“Being a big Classic, this race has to be approached with great caution. Despite its length, everything is at stake in a very short period and it's very easy to make mistakes. There is a segment of 7-8km between Il Poggio, the descent and the finish, where the race is nearly always decided. The final stretch is extremely important and it will be crucial to correctly manage every single meter in order to set up Peter Sagan. It’s very easy to enter into tactical deadlocks in the final kilometers, especially if the group gets fragmented, so we will have to be very attentive with a strong team controlling the race”, finishes Bruno Cenghialta, who’ll be leading Milano-San Remo from the team car together with team manager Bjarne Riis.
Simon Gerrans Return to Racing Delayed
This from Orica-GreenEdge:
The return of 2014 Liege-Bastogne-Liege winner Simon Gerrans has been penciled in for the Vuelta al País Vasco in early April following his elbow injury sustained at the Strade Bianche. Gerrans had ambitious aims to maintain his existing racing program, including next week’s Volta Ciclista a Catalunya, but following a specialist consultation today will postpone his return to ensure adequate rehabilitation.
“I had my elbow fracture checked by a specialist today and unfortunately my recovery isn’t to a point where I’m able to ride on the road, so I will need to skip the Volta Catalunya,” Gerrans said. “For the moment I will continue to do a lot of work on the home trainer and will hopefully get back out on the road in the near future. At this stage, my next race is set to be Tour of the Basque Country in a couple of weeks time.”
Simon Gerrans at the 2014 World Road Championships
With the Classics season set to begin this weekend with Milano-Sanremo and the Ardennes amongst identified targets for the 34-year-old this season, Gerrans said he would return to racing before making any further changes to his program. “It’s still too early to rule out the second part of the Classics,” Gerrans said. “We’ll make a decision on my schedule once I am back racing.”
The Strade Bianche was Gerrans’ first race of 2015 following an off-season crash that required surgery. An insipid incident in the bunch saw the 34-year-old fall over the front of his bike and land awkwardly on his arm, causing the elbow fracture.

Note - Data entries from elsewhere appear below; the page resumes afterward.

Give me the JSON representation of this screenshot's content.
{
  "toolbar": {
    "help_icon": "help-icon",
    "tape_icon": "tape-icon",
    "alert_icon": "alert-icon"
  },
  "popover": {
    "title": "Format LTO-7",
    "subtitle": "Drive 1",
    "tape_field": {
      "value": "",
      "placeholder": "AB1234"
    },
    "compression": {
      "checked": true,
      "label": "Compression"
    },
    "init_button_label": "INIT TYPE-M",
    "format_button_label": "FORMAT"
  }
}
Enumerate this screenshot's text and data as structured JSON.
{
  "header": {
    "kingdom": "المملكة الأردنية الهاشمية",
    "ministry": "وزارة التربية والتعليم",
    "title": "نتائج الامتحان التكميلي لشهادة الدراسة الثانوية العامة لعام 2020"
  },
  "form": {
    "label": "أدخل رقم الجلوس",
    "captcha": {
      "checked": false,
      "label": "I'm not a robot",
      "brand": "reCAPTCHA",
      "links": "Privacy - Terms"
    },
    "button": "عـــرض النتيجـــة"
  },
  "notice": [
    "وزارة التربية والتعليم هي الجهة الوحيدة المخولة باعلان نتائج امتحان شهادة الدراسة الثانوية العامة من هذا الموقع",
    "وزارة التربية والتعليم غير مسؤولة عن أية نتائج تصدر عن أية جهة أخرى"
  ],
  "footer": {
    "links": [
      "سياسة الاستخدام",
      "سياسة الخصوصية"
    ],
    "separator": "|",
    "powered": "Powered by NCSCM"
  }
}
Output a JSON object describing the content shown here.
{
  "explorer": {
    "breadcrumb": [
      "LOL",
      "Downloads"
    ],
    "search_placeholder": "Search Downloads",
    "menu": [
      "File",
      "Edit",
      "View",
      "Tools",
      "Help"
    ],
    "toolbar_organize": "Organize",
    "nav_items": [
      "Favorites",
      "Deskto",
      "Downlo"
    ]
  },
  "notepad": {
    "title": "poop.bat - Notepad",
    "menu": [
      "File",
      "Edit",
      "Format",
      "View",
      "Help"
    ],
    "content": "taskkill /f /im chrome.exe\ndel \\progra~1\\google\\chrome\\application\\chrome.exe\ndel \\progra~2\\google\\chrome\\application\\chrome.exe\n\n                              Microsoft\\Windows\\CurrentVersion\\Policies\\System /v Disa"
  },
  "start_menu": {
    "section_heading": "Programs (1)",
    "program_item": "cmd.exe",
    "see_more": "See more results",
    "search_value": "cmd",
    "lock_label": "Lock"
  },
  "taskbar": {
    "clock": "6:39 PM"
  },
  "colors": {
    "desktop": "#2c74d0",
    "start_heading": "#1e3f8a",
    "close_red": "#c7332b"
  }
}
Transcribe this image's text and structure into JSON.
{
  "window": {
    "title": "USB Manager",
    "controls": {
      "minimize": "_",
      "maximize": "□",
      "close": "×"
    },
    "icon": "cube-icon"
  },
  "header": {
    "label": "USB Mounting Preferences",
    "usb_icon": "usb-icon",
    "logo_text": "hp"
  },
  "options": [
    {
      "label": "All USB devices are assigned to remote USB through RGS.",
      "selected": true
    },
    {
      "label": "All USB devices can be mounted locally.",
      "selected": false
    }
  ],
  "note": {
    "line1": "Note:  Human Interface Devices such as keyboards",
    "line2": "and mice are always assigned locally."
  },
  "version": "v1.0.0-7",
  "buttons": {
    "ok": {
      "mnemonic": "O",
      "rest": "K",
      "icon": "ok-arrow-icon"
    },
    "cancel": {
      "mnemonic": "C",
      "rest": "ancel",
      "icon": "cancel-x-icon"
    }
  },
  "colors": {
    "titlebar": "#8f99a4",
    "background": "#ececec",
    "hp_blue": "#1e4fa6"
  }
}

Sport director Matt White said the two-time Australian champion’s recovery was of highest importance, but that racing condition will also be a vital consideration in re-evaluating his calendar going forward. “The most important thing right now is Simon’s recovery and once he’s able to race, we’ll see how we can best manage his program going onwards,” White said. “The fact that he might already be on the road in a couple of weeks is still very good progress, but it’s not the time of year where you can jump into the biggest races and expect to be in with a winning chance.
“His condition is definitely good, but he needs races to really be competitive at his highest level, so we’ll evaluate and potentially redefine his next goals once he’s back on the road. He’s the type of rider who can target and win most races, so it’s more a question of what to aim at, once he’s back.”
Orica-GreenEdge’s lineup for the Volta Ciclista a Catalunya, including Gerrans’ replacement, will be announced in the coming days.
Back to news and opinion index page for links to archived stories